Problem statement: Identify every line in the records below that contains the word "settings", and reproduce each one.

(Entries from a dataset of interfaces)

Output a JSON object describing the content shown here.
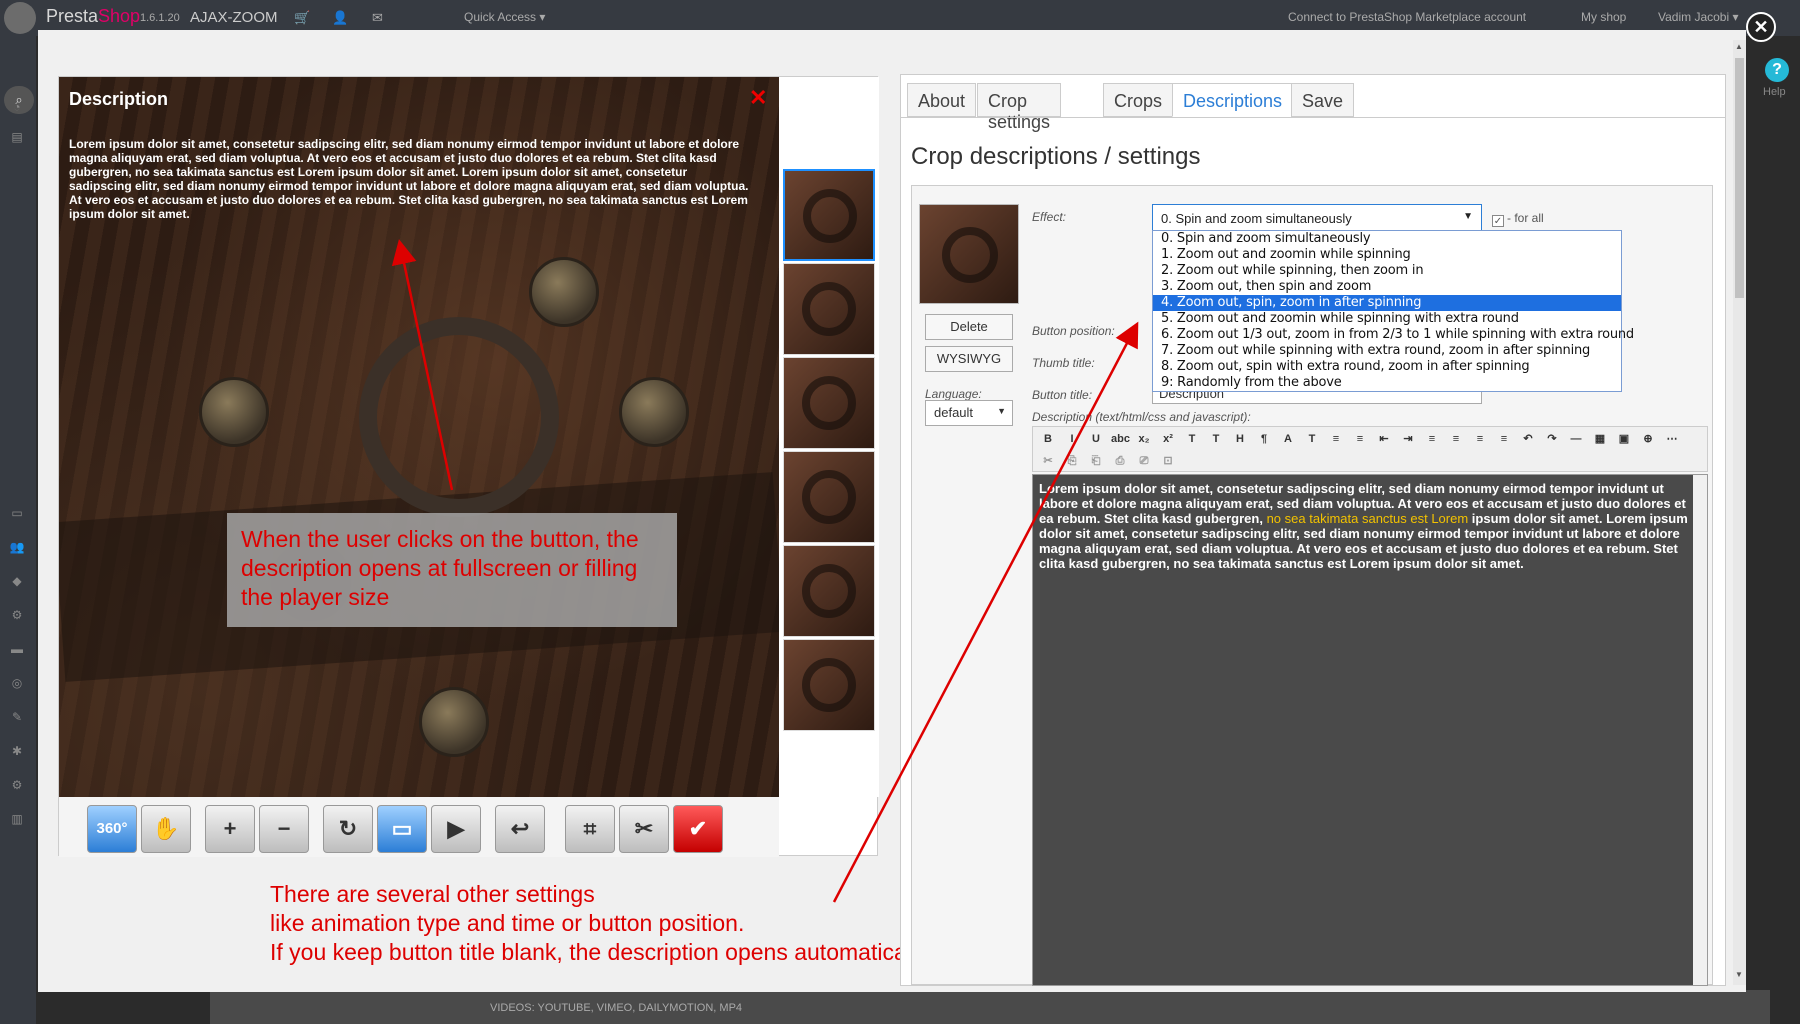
{
  "topbar": {
    "brand_left": "Presta",
    "brand_right": "Shop",
    "version": "1.6.1.20",
    "shop_name": "AJAX-ZOOM",
    "quick_access": "Quick Access ▾",
    "marketplace": "Connect to PrestaShop Marketplace account",
    "my_shop": "My shop",
    "user": "Vadim Jacobi ▾"
  },
  "help": {
    "label": "Help"
  },
  "player": {
    "desc_title": "Description",
    "desc_close": "✕",
    "desc_text": "Lorem ipsum dolor sit amet, consetetur sadipscing elitr, sed diam nonumy eirmod tempor invidunt ut labore et dolore magna aliquyam erat, sed diam voluptua. At vero eos et accusam et justo duo dolores et ea rebum. Stet clita kasd gubergren, no sea takimata sanctus est Lorem ipsum dolor sit amet. Lorem ipsum dolor sit amet, consetetur sadipscing elitr, sed diam nonumy eirmod tempor invidunt ut labore et dolore magna aliquyam erat, sed diam voluptua. At vero eos et accusam et justo duo dolores et ea rebum. Stet clita kasd gubergren, no sea takimata sanctus est Lorem ipsum dolor sit amet.",
    "toolbar": {
      "btn_360": "360°",
      "btn_pan": "✋",
      "btn_zoom_in": "+",
      "btn_zoom_out": "−",
      "btn_rotate": "↻",
      "btn_fullscreen": "▭",
      "btn_play": "▶",
      "btn_back": "↩",
      "btn_crop": "⌗",
      "btn_tools": "✂",
      "btn_check": "✔"
    }
  },
  "annotations": {
    "callout1": "When the user clicks on the button, the description opens at fullscreen or filling the player size",
    "callout2_line1": "There are several other settings",
    "callout2_line2": "like animation type and time or button position.",
    "callout2_line3": "If you keep button title blank, the description opens automatically."
  },
  "tabs": [
    "About",
    "Crop settings",
    "Crops",
    "Descriptions",
    "Save"
  ],
  "panel": {
    "title": "Crop descriptions / settings",
    "delete": "Delete",
    "wysiwyg": "WYSIWYG",
    "language_label": "Language:",
    "language_value": "default",
    "effect_label": "Effect:",
    "effect_value": "0. Spin and zoom simultaneously",
    "for_all": "- for all",
    "button_position_label": "Button position:",
    "thumb_title_label": "Thumb title:",
    "button_title_label": "Button title:",
    "button_title_value": "Description",
    "description_label": "Description (text/html/css and javascript):",
    "effect_options": [
      "0. Spin and zoom simultaneously",
      "1. Zoom out and zoomin while spinning",
      "2. Zoom out while spinning, then zoom in",
      "3. Zoom out, then spin and zoom",
      "4. Zoom out, spin, zoom in after spinning",
      "5. Zoom out and zoomin while spinning with extra round",
      "6. Zoom out 1/3 out, zoom in from 2/3 to 1 while spinning with extra round",
      "7. Zoom out while spinning with extra round, zoom in after spinning",
      "8. Zoom out, spin with extra round, zoom in after spinning",
      "9: Randomly from the above"
    ],
    "selected_option": 4,
    "editor_text_a": "Lorem ipsum dolor sit amet, consetetur sadipscing elitr, sed diam nonumy eirmod tempor invidunt ut labore et dolore magna aliquyam erat, sed diam voluptua. At vero eos et accusam et justo duo dolores et ea rebum. Stet clita kasd gubergren, ",
    "editor_text_hl": "no sea takimata sanctus est Lorem",
    "editor_text_b": " ipsum dolor sit amet. Lorem ipsum dolor sit amet, consetetur sadipscing elitr, sed diam nonumy eirmod tempor invidunt ut labore et dolore magna aliquyam erat, sed diam voluptua. At vero eos et accusam et justo duo dolores et ea rebum. Stet clita kasd gubergren, no sea takimata sanctus est Lorem ipsum dolor sit amet."
  },
  "editor_toolbar": {
    "row1": [
      "B",
      "I",
      "U",
      "abc",
      "x₂",
      "x²",
      "T",
      "T",
      "H",
      "¶",
      "A",
      "T",
      "≡",
      "≡",
      "⇤",
      "⇥",
      "≡",
      "≡",
      "≡",
      "≡",
      "↶",
      "↷",
      "—",
      "▦",
      "▣",
      "⊕",
      "⋯"
    ],
    "row2": [
      "✂",
      "⎘",
      "⎗",
      "⎙",
      "⎚",
      "⊡"
    ]
  },
  "background": {
    "footer_text": "VIDEOS: YOUTUBE, VIMEO, DAILYMOTION, MP4"
  },
  "colors": {
    "accent": "#2c7ed6",
    "annotation": "#dd0000",
    "selected_option": "#1e6fe0"
  }
}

Task response:
    "callout2_line1": "There are several other settings",
    "Crop settings",
    "title": "Crop descriptions / settings",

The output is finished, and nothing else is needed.